“We all agreed to get the records first and see what happened – then over the next two years we reverse engineered a horror show.”
The hospital’s post-mortem report concludes Laura’s multi-organ failure was caused by micronodular cirrhosis in her liver, suggesting an underlying disease. He added: “The suggested staggered paracetamol overdose contributing to her liver injury is possible but difficult to prove with certainty.”
This post-mortem has now been criticised by a chief forensic pathologist, Professor Guy Rutty.
In a letter to the hospital, seen by The Independent, he raises the question why the autopsy was not carried out for a coroner and lists multiple mistakes including the wrong date of birth for Laura and her weight being 23kg heavier than she was.
Prof Rutty criticises “general inaccuracies” in the post mortem and discrepancies with Laura’s medical history in life. He also highlighted a failure to follow rules on samples being taken.
The trust told The Independent it had investigated Prof Rutty’s complaint with a clinical evaluation finding there were no major concerns and a referral to the General Medical Council (GMC) was not required.
Whiston Hospital says it has documented evidence that the coroner at the time was informed about the paracetamol overdose.
In July 2019, a second attempt to get an inquest by a second coroner was also rejected after doctors from the trust suggested the overdose was properly treated with an antidote and the effect was “short-lived”.
Dr Millson told the coroner in February 2020 that the antidote to the overdose was only effective if given within eight hours and Laura had received repeated doses over two days.
Concluding the overdose was what killed Laura, he added: “The time delay means that it would have been practically of little or no use at all.”
Only after Mr Higginson spent £8,000 on a legal letter challenging the coroner, was a new inquest opened. It was adjourned in July last year while the police inquiry continues.

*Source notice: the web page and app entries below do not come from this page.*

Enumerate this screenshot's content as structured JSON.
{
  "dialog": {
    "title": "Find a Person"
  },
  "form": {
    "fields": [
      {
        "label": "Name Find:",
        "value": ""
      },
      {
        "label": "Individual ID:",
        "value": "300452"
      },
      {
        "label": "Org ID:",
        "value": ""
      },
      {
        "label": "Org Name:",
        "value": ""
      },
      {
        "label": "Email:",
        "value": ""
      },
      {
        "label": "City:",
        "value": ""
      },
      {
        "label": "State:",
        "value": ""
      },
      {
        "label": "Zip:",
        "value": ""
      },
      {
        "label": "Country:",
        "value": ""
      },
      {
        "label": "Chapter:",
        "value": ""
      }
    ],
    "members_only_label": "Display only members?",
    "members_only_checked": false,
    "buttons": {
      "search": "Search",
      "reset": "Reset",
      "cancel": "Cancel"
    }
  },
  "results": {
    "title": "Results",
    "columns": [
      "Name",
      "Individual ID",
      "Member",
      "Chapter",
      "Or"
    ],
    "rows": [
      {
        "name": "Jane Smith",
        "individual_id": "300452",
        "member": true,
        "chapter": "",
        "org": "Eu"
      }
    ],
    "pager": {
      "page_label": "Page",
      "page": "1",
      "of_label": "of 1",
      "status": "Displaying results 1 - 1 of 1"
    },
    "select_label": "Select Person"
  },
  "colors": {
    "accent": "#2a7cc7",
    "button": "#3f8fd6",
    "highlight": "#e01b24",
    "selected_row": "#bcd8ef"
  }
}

John Doyle, principal lawyer at Slater and Gordon, representing the family said Laura’s case had raised many questions that remain unanswered.

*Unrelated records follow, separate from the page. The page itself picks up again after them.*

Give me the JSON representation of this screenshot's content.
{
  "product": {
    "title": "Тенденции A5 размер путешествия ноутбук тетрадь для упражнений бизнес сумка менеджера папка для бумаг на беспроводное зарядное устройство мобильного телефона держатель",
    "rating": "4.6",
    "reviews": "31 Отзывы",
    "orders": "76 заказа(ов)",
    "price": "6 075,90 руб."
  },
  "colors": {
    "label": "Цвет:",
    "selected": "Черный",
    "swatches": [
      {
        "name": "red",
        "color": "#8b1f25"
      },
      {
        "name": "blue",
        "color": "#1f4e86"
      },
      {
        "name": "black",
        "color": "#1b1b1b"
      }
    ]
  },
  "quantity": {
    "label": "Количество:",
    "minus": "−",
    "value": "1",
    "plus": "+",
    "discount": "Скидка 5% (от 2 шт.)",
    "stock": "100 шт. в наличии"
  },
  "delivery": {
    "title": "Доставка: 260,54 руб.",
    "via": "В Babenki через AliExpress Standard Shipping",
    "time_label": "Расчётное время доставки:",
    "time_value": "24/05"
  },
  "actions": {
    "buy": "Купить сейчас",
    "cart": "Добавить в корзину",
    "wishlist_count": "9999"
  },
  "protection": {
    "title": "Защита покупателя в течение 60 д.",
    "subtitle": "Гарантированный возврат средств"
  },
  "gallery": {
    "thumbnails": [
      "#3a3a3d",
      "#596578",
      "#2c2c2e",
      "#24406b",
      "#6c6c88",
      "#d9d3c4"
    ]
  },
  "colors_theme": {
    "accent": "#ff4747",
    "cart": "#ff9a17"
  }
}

He said: “Our own thorough investigation with leading experts will say the negligent, repeated administration and overdose of paracetamol caused Laura’s death. Whilst the trust have admitted breach of duty and causation of some injury they maintain their negligence did not cause their death. This admission and formal apology from the trust’s chief executive only came several years after Laura’s death.”
He added Laura’s family have had to wait “an inordinate amount of time for the CPS to respond due to their own due process, the Coroner will then need to re-convene before we are in a position to look to resolve the civil claim. All of this only serves to add to mental anguish, which they endure on a daily basis.”

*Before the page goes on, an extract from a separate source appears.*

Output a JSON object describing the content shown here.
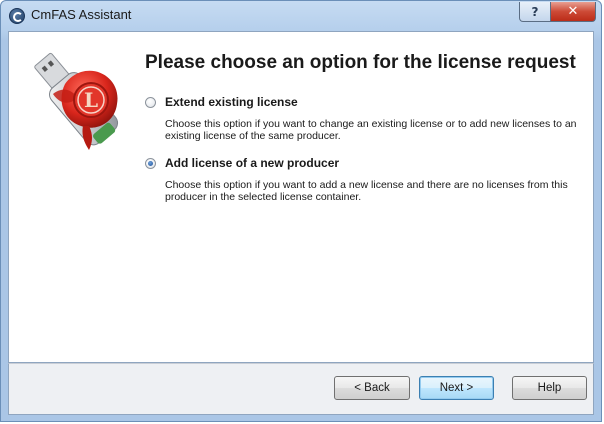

The trust accepted there is no record of the overdose being discussed with Laura or the family and it has admitted an incident report should have been filed at the time.
It told The Independent the member of staff responsible was unable to explain why this wasn’t done.
A spokesperson for St Helens and Knowsley Teaching Hospitals Trust said: “The trust offers its sincere condolences to the family of Mrs Higginson.
“As soon as the trust was made aware that she had received a higher dose of paracetamol than that which was recommended for her low body weight, we responded openly and honestly. The trust instigated a full and thorough investigation informed by independent medical experts. This concluded that any effect of the paracetamol dose was transient and did not contribute to Mrs Higginson’s death.”
Merseyside Police and the coroner’s service for Sefton, St Helens and Knowsley declined to comment.
Register for free to continue reading
Registration is a free and easy way to support our truly independent journalism
By registering, you will also enjoy limited access to Premium articles, exclusive newsletters, commenting, and virtual events with our leading journalists
Already have an account? sign in
Join our new commenting forum
Join thought-provoking conversations, follow other Independent readers and see their replies